McGrath is the 11th Newell Scholar to visit. His course, “Women in Early Christianity,” has been well received by students.

“I’ve gotten a good reception here,” McGrath said. “There’s been a lot of academic curiosity and faith-related interest in this subject.”

He grew up in New York City in a mixed-faith family where one parent was Irish Catholic and the other Jewish. As a teenager, he began to question things and had a personal, religious experience which led to his decision to study more. He got his undergraduate degree at the University of London and Ph.D. from the University of Durham, both in the United Kingdom.

McGrath came to Georgia College because it’s a vibrant, liberal arts school similar to Butler University. Also because it’s a place where his “wide diverse range of academic interests” would have “conversation partners.” There may not be a large number of religious studies majors here, he said, but “they’re enthusiastic and doing interdisciplinary, creative things.”

The course is based on McGrath’s belief that some areas of the bible might’ve been misinterpreted. Much emphasis has been placed on the divinity of Jesus, he said, while ignoring the humanity. Because Jesus was human, McGrath said, he must also have had to learn. He points to a biblical passage that states Jesus “grew in wisdom” (Luke 2:52).

From there, McGrath makes the case Jesus learned from the women around him—most notably his mother, Mary. Some concepts in the Magnificat, which Mary professes to her cousin Elizabeth before Jesus’ birth, are later repeated by him. For example, Mary states the mighty will be brought low, and Jesus later teaches the first shall be last.

These texts have proven to have depths to them that, when you dive in and start swimming, you find there is more.
– Dr. McGrath
“These texts have proven to have depths to them that, when you dive in and start swimming, you find there is more,” McGrath said. “You can’t be born knowing everything and be fully human. Presumably, the best of humanity has to be open to learning and growing.”

Other women McGrath teaches about this semester are the Samaritan Jesus meets at the well, Mary and Martha, and the woman brought to him by the Pharisees, accused of adultery.

McGrath came to his conclusions by asking questions, then delving into untranslated works in Spanish and Italian—in addition to regularly-read texts in French and German.

“When I started looking in the gospels, I realized it had been there all along, but I had not really seen it,” he said. “One of my biggest takeaways from this book project is if we don’t ask these kinds of questions, then we miss things.”

While teaching his course on women and Christianity, McGrath is also working on two new books about the life of John the Baptist—one for academic consumption and the other for general readers.

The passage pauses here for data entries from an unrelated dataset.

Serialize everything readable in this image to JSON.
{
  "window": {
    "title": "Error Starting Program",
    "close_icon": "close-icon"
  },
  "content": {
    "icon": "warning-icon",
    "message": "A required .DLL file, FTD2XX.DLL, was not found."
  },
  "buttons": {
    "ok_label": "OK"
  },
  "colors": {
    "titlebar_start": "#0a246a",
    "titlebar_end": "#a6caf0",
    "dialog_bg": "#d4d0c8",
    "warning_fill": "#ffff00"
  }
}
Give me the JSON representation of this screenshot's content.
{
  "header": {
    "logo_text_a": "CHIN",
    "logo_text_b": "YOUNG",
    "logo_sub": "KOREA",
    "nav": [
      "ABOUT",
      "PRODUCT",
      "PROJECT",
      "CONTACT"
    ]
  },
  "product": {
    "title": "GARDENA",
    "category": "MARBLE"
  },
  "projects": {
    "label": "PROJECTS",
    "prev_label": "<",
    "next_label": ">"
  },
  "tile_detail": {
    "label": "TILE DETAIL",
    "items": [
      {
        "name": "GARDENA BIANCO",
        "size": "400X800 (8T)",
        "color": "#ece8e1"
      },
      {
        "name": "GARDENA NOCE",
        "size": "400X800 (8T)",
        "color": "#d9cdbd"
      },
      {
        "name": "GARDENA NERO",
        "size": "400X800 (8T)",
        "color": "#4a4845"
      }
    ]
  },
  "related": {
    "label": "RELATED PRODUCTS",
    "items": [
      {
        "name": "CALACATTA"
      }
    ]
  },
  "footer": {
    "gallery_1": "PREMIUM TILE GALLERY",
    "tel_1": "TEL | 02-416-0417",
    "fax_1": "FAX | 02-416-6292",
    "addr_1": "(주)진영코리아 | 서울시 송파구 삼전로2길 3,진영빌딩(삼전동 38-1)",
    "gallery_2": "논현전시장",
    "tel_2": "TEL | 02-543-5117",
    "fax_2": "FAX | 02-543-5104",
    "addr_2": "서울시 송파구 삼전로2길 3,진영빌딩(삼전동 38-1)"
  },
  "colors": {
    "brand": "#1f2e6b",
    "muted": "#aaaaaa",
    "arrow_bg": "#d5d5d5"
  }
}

One of his duties as the Newell Scholar is to plan programs for campus and the community.

McGrath already hosted a visiting speaker, Professor Susan Hylen from the Candler School of Theology at Emory University. In February, she spoke about her new book, “Finding Phoebe.” Phoebe was the New Testament woman who delivered Paul’s letter to the Romans.

On Feb. 28, McGrath gave a talk on the ethics of information flow. He talked about whether the computer on Star Trek is better than Google and the new chatbot, ChatGPT. A Trekkie, McGrath sought to make the talk fun. He examined whether simple answers given by the Star Trek computer are preferrable to millions of results from a Google search.

“I’m not sure it’s utopian to get one short answer,” he said. “But, on other hand, so much information out there today is misinformation and easily spread.”

“My short answer—from someone who thinks way too much about these things—is: If you’re on a starship, and you often encounter crisis situations, then you want to be able to ask the computer and get a quick answer,” McGrath said.

At Butler, McGrath mainly teaches biblical studies. But he’s branched out into other areas too—merging religious themes with modern science fiction and music.

In light of that, he’ll also moderate a panel of campus speakers in April. From religious studies, history, mythology and other disciplines, they’ll talk about the importance of studying popular culture in academia.

I consider it a real privilege to be able to spend a semester as the Newell Scholar. Everyone has been incredibly welcoming.
– Dr. McGrath